• Required action: Report how many lines of the listing include the word "this"; nothing else should be written.

(Beginning of Information given)

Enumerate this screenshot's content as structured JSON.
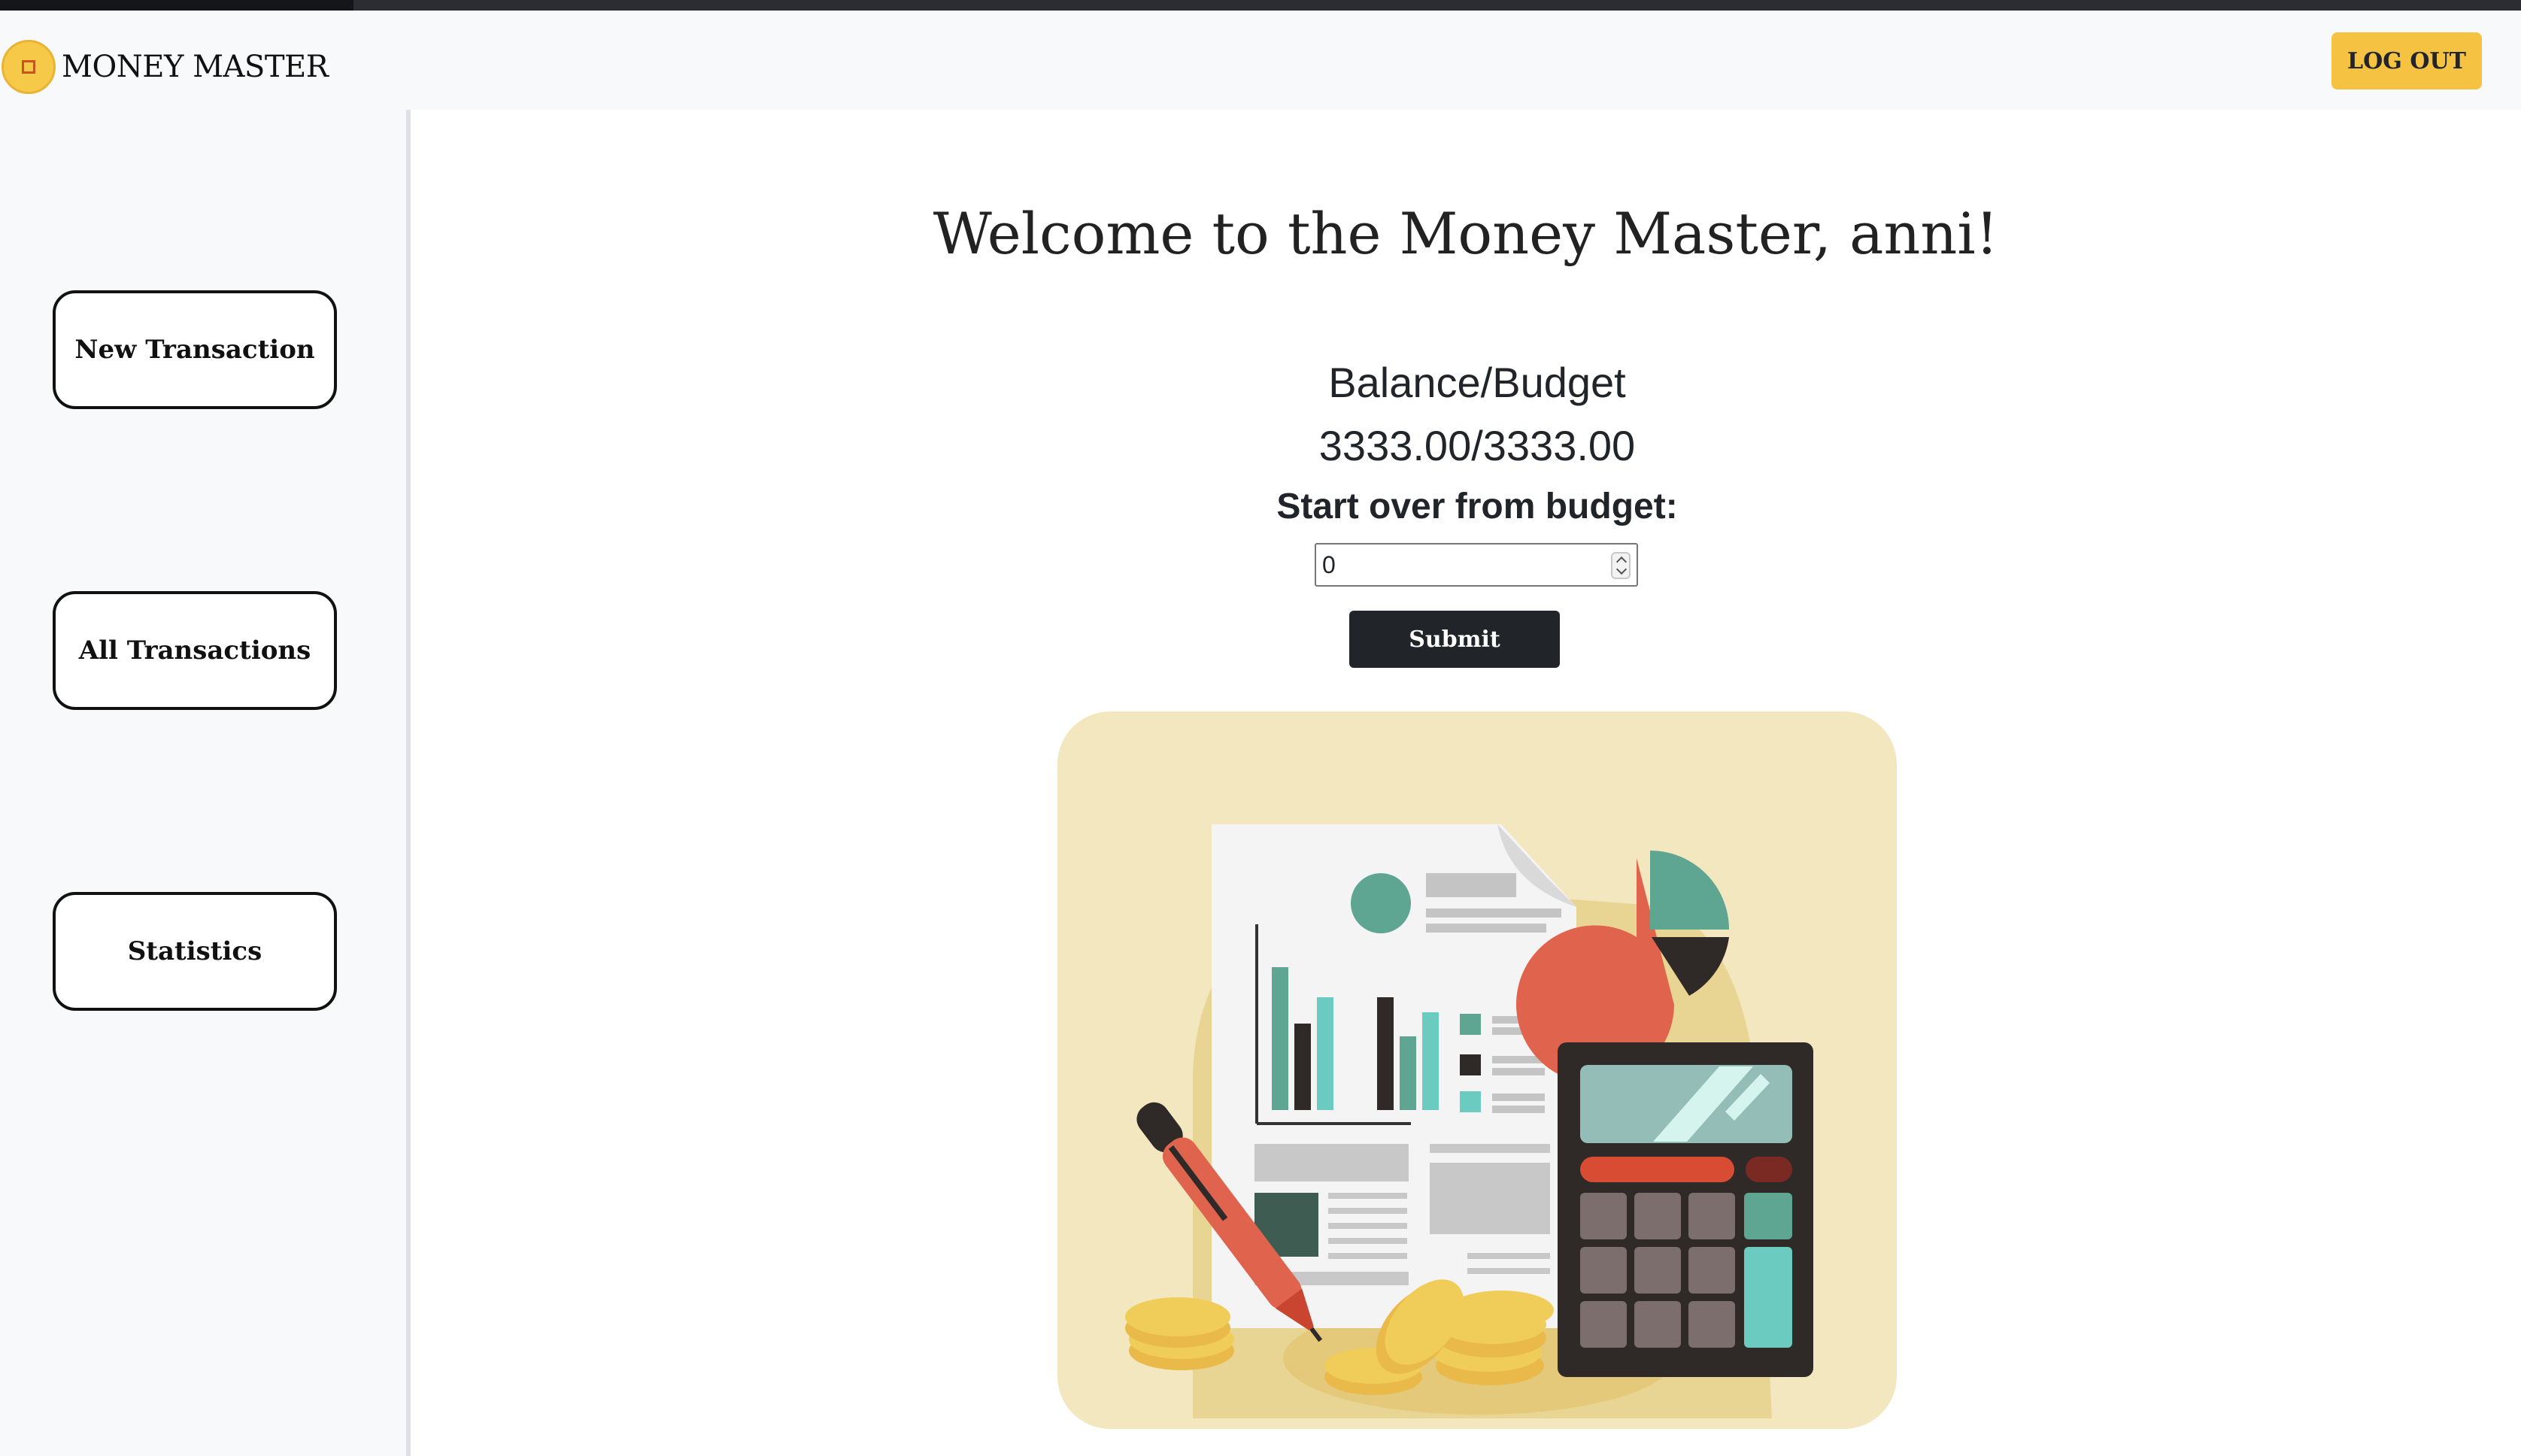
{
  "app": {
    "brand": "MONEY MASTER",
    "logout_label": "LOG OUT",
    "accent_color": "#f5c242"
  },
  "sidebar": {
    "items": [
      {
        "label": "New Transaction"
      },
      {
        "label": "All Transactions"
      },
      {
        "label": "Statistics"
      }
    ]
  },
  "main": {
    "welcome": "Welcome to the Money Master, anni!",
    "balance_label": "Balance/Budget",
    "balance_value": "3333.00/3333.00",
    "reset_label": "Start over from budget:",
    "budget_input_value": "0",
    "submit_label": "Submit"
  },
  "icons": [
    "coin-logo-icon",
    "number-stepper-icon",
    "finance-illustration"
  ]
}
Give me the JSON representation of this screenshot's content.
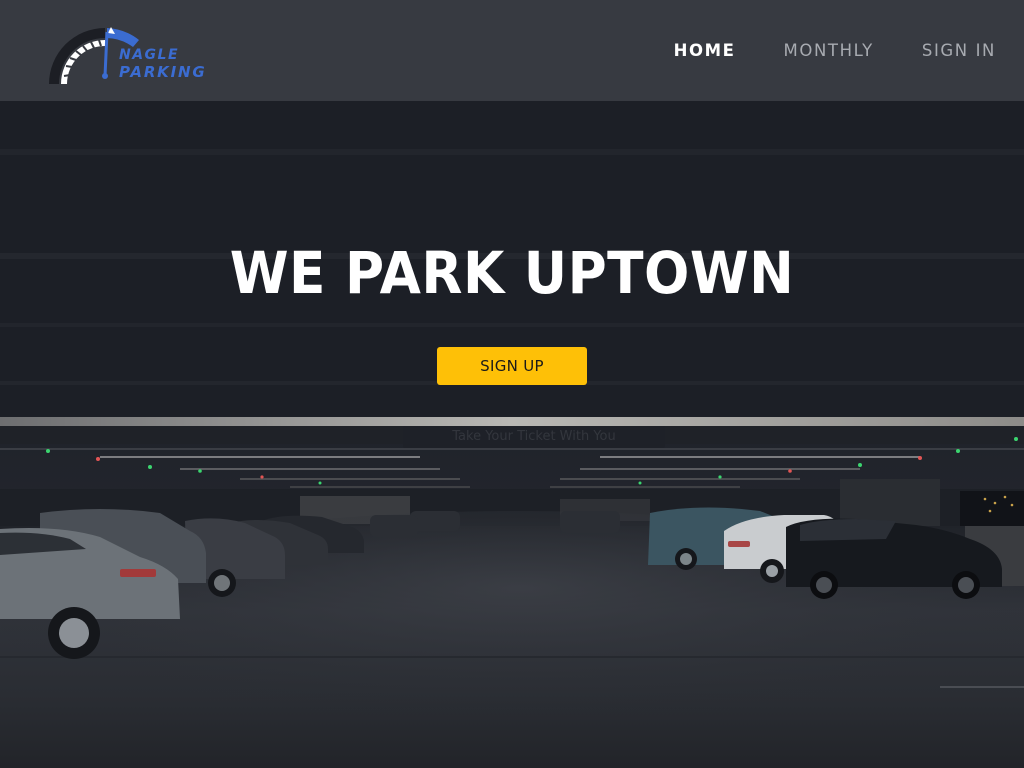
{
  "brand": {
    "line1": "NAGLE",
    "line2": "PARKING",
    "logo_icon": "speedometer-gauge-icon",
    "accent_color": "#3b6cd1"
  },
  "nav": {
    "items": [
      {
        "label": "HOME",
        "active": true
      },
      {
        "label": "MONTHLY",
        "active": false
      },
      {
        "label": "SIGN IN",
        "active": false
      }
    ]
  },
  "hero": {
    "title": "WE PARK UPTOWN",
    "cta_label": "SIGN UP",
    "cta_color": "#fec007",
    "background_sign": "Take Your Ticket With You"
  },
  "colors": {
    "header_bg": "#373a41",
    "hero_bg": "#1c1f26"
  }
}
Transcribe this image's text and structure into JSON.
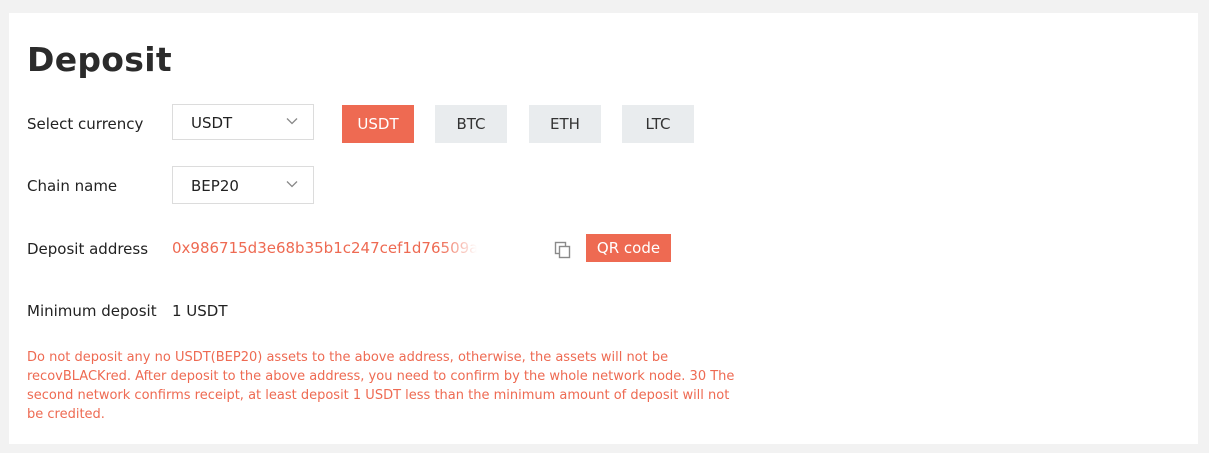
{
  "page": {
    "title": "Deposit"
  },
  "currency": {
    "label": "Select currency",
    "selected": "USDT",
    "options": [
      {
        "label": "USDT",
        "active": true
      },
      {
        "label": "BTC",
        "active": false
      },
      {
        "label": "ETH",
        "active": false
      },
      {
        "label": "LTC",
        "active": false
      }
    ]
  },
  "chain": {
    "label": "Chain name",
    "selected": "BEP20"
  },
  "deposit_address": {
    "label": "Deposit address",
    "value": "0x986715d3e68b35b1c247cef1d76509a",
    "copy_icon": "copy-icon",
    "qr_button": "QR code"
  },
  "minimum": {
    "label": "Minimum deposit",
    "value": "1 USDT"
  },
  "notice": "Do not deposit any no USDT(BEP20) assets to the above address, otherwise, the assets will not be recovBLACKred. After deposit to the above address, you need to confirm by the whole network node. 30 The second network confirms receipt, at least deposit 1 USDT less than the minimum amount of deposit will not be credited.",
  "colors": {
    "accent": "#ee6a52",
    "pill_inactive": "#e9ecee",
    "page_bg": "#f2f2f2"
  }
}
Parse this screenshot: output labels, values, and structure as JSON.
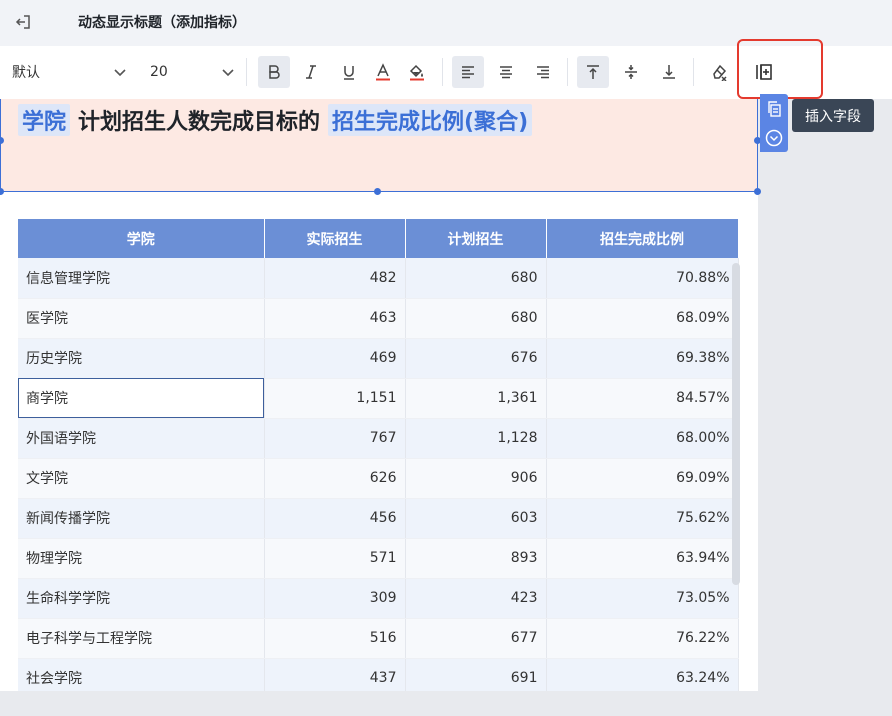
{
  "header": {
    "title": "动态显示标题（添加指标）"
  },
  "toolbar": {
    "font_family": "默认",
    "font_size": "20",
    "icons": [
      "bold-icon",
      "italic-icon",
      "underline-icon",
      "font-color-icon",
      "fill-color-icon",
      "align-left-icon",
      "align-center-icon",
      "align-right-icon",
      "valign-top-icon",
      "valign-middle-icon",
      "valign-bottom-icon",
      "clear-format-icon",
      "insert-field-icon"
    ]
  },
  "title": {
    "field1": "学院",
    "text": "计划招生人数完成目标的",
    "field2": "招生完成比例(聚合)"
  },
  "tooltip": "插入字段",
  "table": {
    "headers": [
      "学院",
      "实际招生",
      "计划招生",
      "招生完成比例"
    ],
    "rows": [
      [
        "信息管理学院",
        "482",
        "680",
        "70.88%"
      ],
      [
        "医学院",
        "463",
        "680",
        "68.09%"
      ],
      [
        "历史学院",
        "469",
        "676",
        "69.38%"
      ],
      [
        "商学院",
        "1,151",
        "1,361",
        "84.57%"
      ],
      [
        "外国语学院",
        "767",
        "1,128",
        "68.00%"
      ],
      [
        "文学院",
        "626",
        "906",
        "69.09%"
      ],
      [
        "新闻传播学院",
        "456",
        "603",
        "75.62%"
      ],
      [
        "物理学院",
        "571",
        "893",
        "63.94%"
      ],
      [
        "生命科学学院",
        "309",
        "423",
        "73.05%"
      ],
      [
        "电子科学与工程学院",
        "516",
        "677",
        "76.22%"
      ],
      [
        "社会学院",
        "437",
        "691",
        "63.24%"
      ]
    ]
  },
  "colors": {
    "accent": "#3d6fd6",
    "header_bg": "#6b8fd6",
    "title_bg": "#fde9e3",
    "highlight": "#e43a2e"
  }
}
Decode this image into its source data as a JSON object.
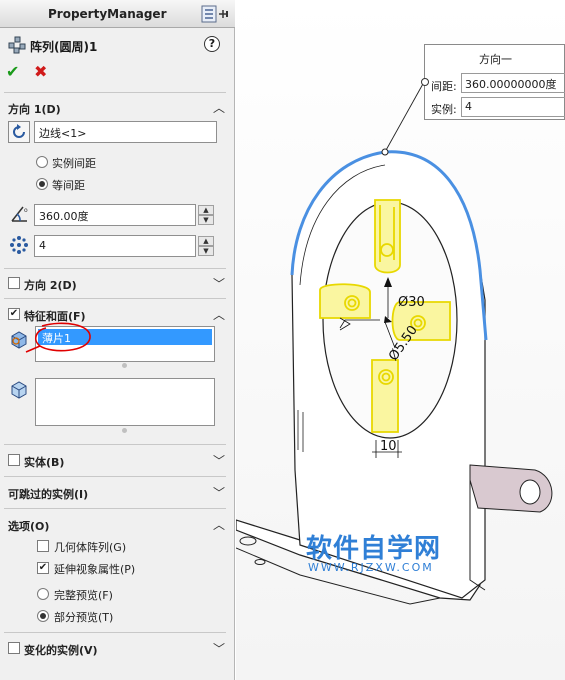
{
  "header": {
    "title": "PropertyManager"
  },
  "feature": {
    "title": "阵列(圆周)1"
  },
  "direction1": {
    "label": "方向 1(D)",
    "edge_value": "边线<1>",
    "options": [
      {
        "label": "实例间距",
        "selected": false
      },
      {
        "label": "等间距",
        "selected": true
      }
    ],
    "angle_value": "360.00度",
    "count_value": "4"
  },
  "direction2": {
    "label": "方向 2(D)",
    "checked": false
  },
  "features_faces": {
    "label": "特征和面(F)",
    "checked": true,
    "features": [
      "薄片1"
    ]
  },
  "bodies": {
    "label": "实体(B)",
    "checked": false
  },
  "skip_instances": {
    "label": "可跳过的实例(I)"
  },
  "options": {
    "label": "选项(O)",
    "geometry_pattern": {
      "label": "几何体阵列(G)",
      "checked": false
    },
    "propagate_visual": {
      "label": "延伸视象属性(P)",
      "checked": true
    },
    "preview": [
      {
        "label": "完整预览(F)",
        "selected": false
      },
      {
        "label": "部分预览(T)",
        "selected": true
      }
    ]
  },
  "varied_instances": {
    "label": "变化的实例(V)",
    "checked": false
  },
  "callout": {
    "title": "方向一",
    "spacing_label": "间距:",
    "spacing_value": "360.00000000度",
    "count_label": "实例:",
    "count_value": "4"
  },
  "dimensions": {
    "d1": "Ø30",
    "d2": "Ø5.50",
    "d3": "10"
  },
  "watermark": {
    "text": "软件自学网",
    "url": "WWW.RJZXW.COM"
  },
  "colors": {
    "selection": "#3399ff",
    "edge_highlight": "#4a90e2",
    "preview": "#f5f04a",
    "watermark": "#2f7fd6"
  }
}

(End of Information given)

• Task solution: 5